Digitization impacts every industry and makes software more predominant than ever. The networking industry is no exception to it. As barriers to entry get much lower than in the past, merely delivering software innovations no longer suffices – it needs to be done with high velocity and quality. Moreover, software innovation is not only coming from the inside but also from the outside and agility to quickly leverage and integrate any inside/outside innovation becomes essential.
Over the past few years, we transformed our engineering organization to adapt to these changes and I’m really pleased to see we are now delivering software innovations at a pace we could not have imagined possible before. Here are some great examples:

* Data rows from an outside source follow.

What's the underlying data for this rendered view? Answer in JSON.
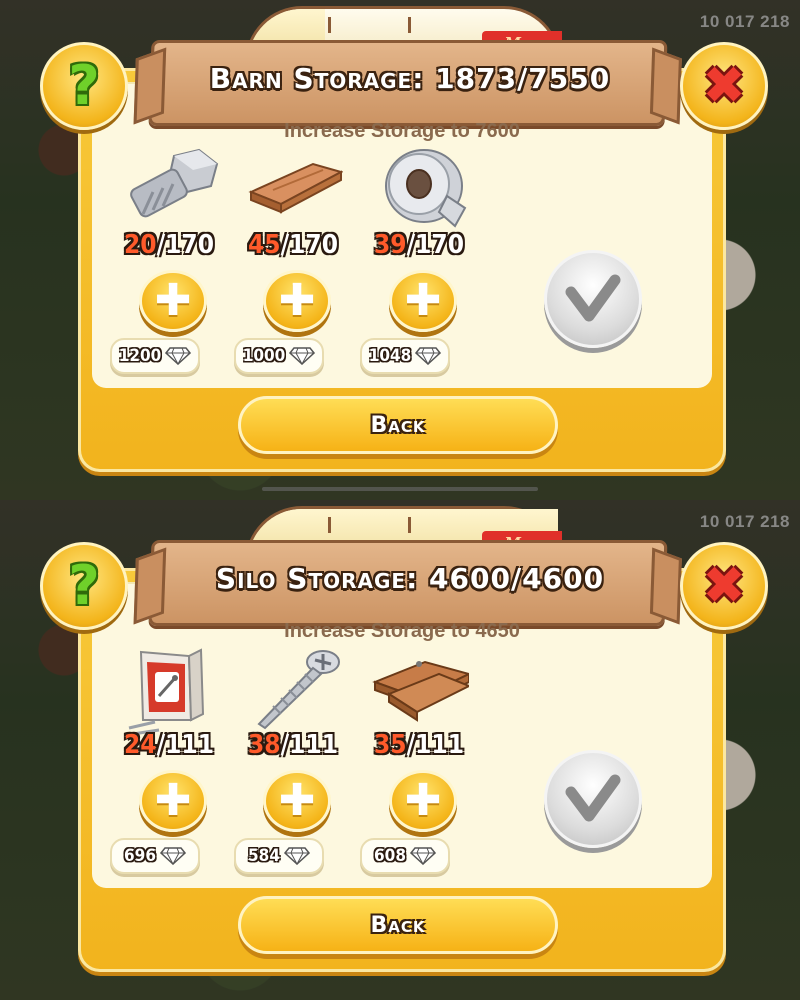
{
  "panels": [
    {
      "hud_coins": "10 017 218",
      "title": "Barn Storage: 1873/7550",
      "max_tag": "Max",
      "capacity_fraction": 0.248,
      "subtitle": "Increase Storage to 7600",
      "items": [
        {
          "icon": "bolt-icon",
          "have": "20",
          "need": "/170",
          "price": "1200"
        },
        {
          "icon": "plank-icon",
          "have": "45",
          "need": "/170",
          "price": "1000"
        },
        {
          "icon": "duct-tape-icon",
          "have": "39",
          "need": "/170",
          "price": "1048"
        }
      ],
      "back_label": "Back"
    },
    {
      "hud_coins": "10 017 218",
      "title": "Silo Storage: 4600/4600",
      "max_tag": "Max",
      "capacity_fraction": 1.0,
      "subtitle": "Increase Storage to 4650",
      "items": [
        {
          "icon": "nails-box-icon",
          "have": "24",
          "need": "/111",
          "price": "696"
        },
        {
          "icon": "screw-icon",
          "have": "38",
          "need": "/111",
          "price": "584"
        },
        {
          "icon": "wood-panel-icon",
          "have": "35",
          "need": "/111",
          "price": "608"
        }
      ],
      "back_label": "Back"
    }
  ],
  "colors": {
    "dialog": "#f2b31d",
    "panel": "#fdf8df",
    "wood": "#cc9464",
    "count_have": "#ff5a2a",
    "help": "#6fd12a",
    "close": "#ee3b2f",
    "max_tag": "#e0302a"
  }
}
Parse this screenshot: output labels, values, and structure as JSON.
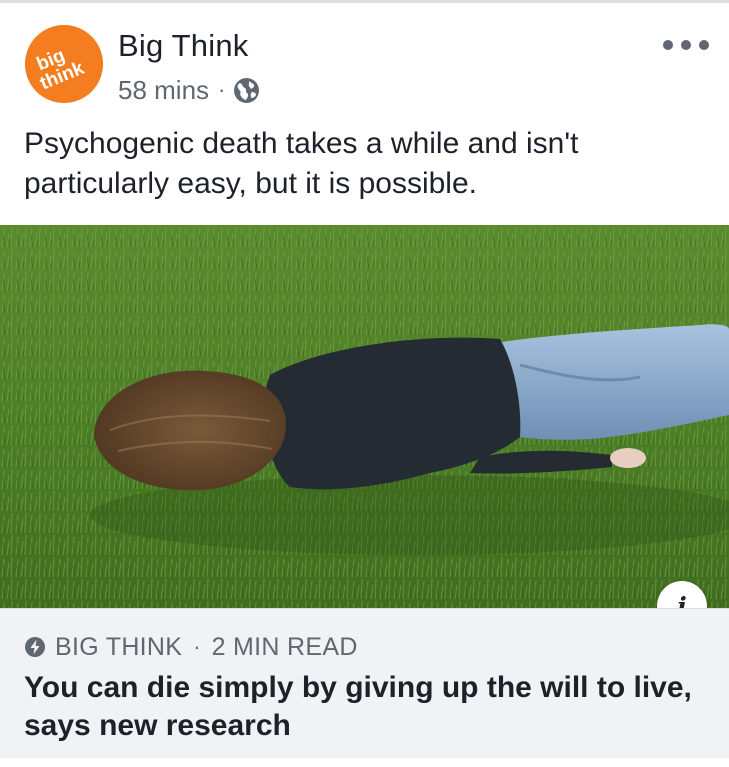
{
  "post": {
    "page_name": "Big Think",
    "avatar_text_line1": "big",
    "avatar_text_line2": "think",
    "time": "58 mins",
    "separator": "·",
    "privacy_icon": "globe-icon",
    "more_icon": "ellipsis-icon",
    "text": "Psychogenic death takes a while and isn't particularly easy, but it is possible."
  },
  "link_preview": {
    "source": "BIG THINK",
    "separator": "·",
    "read_time": "2 MIN READ",
    "title": "You can die simply by giving up the will to live, says new research",
    "info_label": "i"
  },
  "colors": {
    "brand_orange": "#f47d20",
    "text": "#1d2129",
    "secondary_text": "#606770",
    "link_box_bg": "#f1f2f5"
  }
}
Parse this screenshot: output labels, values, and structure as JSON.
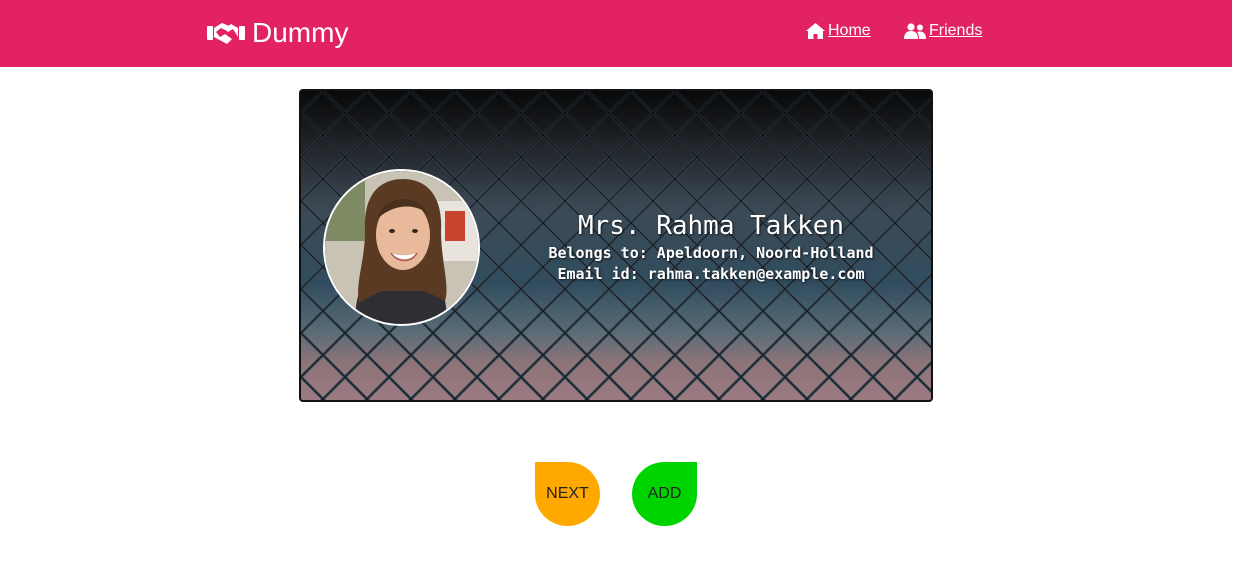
{
  "nav": {
    "brand_icon": "handshake-icon",
    "brand": "Dummy",
    "links": [
      {
        "icon": "home-icon",
        "label": " Home"
      },
      {
        "icon": "friends-icon",
        "label": " Friends"
      }
    ]
  },
  "profile": {
    "name": "Mrs. Rahma Takken",
    "location": "Belongs to: Apeldoorn, Noord-Holland",
    "email": "Email id: rahma.takken@example.com"
  },
  "actions": {
    "next_label": "NEXT",
    "add_label": "ADD"
  },
  "colors": {
    "navbar": "#e22261",
    "next_button": "#ffa800",
    "add_button": "#00d400"
  }
}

At Cisco Live Barcelona, we recently announced Flexible Algorithm, a new addition to the Segment Routing Traffic Engineering (SR TE) toolkit. In a nutshell, this new SR TE capability makes multiple optimizations of the same physical network infrastructure along various dimensions possible – low-latency, bandwidth, … This is very important innovation as more and more diverse applications hit the network, driven by the upcoming surge in 5G services, and require a custom-fit transport with a simple and scalable TE solution – this is what I like to refer to as Traffic Engineering for the masses. Segment Routing is all about bringing simplicity and scalability to make network infrastructures SDN-ready. If you want to know more, watch the video I recently recorded with Ray Mota from ACG Research.
Network programmability is another area of focus as this is a major enabler for Service Providers to further automate network operations. We continue to invest heavily in enabling model-driven programmability. Last week, we released support for the Go language in the YANG Development Kit (YDK-Go). It harnesses the portability, scalability, simplicity, and speed of the Go language with the ease-of-use and the feature richness of YDK. This new SDK complements the existing Python (YDK-Py) and C++ (YDK-C++) packages to make the benefits of data-model network manageability equally accessible to the novice and seasoned programmers.
At Nanog71, we introduced model-driven APIs (called the Service Layer APIs) at the network infrastructure layer of the IOS XR that allow users to directly program the IOS XR Routing Information Base (RIB) and Label Switch Database to get notifications for interface and Bidirectional Forwarding Detection (BFD) events. These APIs were meant to enable customers to integrate their own agents and controllers with IOS XR in a highly performant and programmable fashion and realize the best of both the worlds.
The capacity to quickly leverage and integrate software innovations is key to delivering incremental value to our customers. A great example is Open/R, which was originally designed as a shortest-path routing system to power Terragraph, a multi-node wireless network that delivers high-speed internet connectivity in dense urban areas via short-hop transmission between small nodes. Within a month of Facebook open-sourcing Open/R, we had it up and running on IOS XR as a routing protocol (integration code can be accessed on Github). We did this with IOS XR application hosting capabilities—hosting Linux applications such as Open/R in a container and our Service Layer API. To see Open/R and IOS XR integration in action, check out this demo at Networking Field Day 17.
If you attend NANOG 72 in Atlanta this month, come and visit us at Beer n’ Gear where we will be showcasing Open/R integration with IOS XR. And be sure to check out these Cisco sessions:
- “Data model-driven management: the latest industry and tool developments” – Benoit Claise, on February, 19th from 4:00 to 4:50pm
- “Network Operational Simplicity via Zero Touch Deployment (ZTD)” – Patrick Warichet, on February, 20th from 10:30am to 11:30am